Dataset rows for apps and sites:
──────
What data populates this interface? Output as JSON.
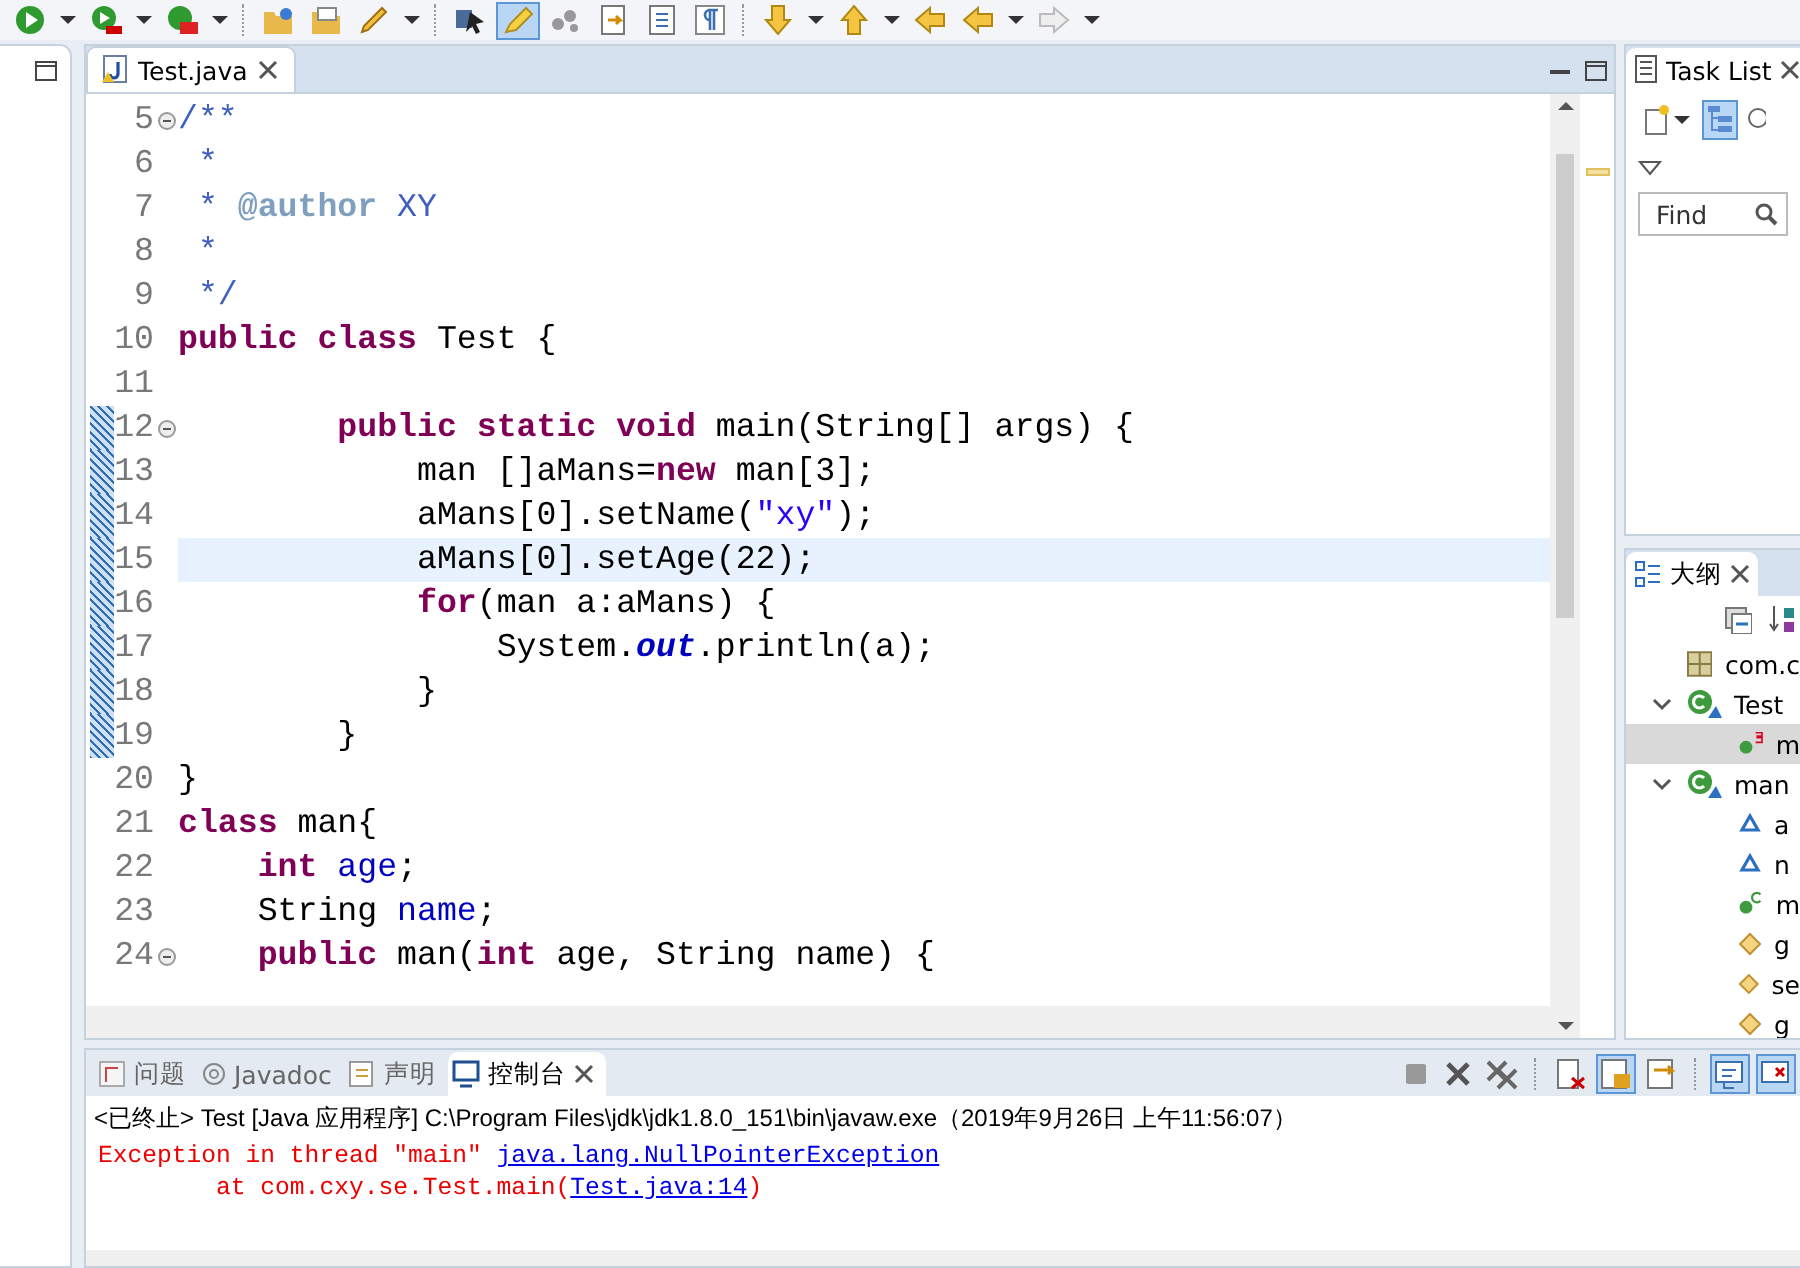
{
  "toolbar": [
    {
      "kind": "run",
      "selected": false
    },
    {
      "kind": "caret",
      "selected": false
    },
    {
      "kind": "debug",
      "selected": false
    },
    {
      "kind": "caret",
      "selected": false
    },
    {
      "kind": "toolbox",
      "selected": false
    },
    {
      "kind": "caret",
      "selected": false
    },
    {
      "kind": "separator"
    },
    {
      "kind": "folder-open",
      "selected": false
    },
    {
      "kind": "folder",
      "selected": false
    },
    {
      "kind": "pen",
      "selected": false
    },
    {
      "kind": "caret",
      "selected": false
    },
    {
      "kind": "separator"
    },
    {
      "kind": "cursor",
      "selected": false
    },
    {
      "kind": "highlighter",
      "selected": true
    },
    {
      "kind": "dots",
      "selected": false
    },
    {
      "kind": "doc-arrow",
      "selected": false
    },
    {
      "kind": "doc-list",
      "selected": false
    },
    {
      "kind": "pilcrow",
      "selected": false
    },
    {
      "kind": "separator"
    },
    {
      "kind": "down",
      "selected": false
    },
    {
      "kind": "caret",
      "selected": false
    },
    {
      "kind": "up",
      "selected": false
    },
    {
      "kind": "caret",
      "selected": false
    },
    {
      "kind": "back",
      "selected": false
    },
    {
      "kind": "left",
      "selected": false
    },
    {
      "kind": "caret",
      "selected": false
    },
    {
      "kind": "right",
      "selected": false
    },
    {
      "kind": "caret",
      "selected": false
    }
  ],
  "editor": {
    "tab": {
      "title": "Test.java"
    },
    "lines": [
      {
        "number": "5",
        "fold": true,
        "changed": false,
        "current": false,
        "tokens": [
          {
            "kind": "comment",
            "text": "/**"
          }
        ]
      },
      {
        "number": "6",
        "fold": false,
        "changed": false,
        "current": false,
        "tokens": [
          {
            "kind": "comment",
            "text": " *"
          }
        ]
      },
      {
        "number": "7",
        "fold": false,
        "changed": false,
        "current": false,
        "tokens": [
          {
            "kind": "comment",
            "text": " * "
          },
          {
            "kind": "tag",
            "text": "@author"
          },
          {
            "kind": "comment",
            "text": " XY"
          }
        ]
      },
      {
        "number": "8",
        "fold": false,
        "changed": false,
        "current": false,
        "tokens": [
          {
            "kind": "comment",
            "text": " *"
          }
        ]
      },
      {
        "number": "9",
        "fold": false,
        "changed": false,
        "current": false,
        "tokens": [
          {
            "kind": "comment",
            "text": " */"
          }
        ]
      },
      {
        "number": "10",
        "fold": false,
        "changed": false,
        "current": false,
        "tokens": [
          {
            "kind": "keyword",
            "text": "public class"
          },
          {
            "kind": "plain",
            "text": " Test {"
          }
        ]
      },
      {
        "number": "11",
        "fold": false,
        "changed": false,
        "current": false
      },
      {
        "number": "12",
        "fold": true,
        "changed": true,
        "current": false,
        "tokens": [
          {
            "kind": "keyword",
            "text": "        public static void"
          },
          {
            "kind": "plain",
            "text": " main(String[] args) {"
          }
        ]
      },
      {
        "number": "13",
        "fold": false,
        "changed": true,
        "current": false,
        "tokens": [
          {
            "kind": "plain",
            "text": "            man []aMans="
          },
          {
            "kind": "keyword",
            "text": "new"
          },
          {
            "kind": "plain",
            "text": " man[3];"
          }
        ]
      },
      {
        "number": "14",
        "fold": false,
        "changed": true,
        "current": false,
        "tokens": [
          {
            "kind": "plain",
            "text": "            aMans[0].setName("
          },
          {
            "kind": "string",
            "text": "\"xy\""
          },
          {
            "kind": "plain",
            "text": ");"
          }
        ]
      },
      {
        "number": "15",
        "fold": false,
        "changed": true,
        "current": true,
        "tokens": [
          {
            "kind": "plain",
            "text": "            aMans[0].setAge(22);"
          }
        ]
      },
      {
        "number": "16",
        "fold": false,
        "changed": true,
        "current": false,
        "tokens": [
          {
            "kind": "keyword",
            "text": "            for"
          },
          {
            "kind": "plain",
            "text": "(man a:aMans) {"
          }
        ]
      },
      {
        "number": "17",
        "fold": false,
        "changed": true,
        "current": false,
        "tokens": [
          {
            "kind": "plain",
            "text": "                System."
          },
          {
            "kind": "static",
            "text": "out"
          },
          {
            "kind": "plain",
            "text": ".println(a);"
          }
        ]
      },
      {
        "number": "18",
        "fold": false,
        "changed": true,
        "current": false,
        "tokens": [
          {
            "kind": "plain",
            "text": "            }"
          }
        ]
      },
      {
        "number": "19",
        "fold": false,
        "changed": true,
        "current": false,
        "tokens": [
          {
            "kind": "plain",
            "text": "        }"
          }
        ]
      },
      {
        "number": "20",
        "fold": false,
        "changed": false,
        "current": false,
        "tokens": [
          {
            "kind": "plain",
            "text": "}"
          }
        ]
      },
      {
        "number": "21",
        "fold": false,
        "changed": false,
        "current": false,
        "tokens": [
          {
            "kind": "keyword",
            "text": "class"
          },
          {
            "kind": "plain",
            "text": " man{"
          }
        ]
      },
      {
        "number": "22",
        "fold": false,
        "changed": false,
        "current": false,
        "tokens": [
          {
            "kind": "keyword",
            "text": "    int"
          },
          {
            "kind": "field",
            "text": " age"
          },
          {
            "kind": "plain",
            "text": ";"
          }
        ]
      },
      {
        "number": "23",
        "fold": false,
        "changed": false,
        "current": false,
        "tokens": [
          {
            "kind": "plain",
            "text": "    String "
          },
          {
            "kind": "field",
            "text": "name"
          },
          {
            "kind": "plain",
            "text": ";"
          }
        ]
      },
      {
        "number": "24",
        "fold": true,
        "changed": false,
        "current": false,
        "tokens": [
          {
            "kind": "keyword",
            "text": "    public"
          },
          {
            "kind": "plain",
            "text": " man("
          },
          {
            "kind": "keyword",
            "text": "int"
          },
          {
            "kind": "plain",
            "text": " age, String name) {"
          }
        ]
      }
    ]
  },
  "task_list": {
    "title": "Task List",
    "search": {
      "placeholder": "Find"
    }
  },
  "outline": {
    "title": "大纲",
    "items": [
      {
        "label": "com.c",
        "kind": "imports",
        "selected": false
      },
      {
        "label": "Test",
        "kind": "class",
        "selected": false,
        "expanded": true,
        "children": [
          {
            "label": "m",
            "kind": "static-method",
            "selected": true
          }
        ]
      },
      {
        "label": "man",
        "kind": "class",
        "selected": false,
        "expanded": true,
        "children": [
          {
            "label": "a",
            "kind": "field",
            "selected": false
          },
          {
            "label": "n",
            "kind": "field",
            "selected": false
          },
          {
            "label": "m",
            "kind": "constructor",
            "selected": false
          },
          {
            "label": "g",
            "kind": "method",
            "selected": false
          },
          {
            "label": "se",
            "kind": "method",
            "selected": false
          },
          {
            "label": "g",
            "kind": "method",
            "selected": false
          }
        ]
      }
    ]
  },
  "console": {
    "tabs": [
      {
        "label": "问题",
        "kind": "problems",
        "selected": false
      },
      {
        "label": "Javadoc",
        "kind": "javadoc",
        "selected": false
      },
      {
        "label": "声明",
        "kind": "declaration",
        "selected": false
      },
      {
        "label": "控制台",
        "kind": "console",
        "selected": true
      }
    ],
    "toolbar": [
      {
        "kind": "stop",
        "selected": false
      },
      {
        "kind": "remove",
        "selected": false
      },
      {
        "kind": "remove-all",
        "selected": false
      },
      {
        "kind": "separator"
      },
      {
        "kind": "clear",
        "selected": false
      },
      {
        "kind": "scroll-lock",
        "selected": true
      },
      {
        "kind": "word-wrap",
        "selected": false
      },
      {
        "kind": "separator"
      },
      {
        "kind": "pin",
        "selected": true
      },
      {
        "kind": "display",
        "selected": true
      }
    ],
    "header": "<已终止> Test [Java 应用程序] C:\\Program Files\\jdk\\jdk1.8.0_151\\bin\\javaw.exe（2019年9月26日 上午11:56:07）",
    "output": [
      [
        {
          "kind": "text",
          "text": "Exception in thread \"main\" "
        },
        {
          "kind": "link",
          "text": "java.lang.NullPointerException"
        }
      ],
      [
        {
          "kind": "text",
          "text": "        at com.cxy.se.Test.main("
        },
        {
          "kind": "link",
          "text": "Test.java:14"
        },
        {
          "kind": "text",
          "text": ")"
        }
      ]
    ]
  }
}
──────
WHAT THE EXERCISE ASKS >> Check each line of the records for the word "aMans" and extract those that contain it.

SOLUTION FOR THIS EXERCISE >>
            "text": "            man []aMans="
            "text": "            aMans[0].setName("
            "text": "            aMans[0].setAge(22);"
            "text": "(man a:aMans) {"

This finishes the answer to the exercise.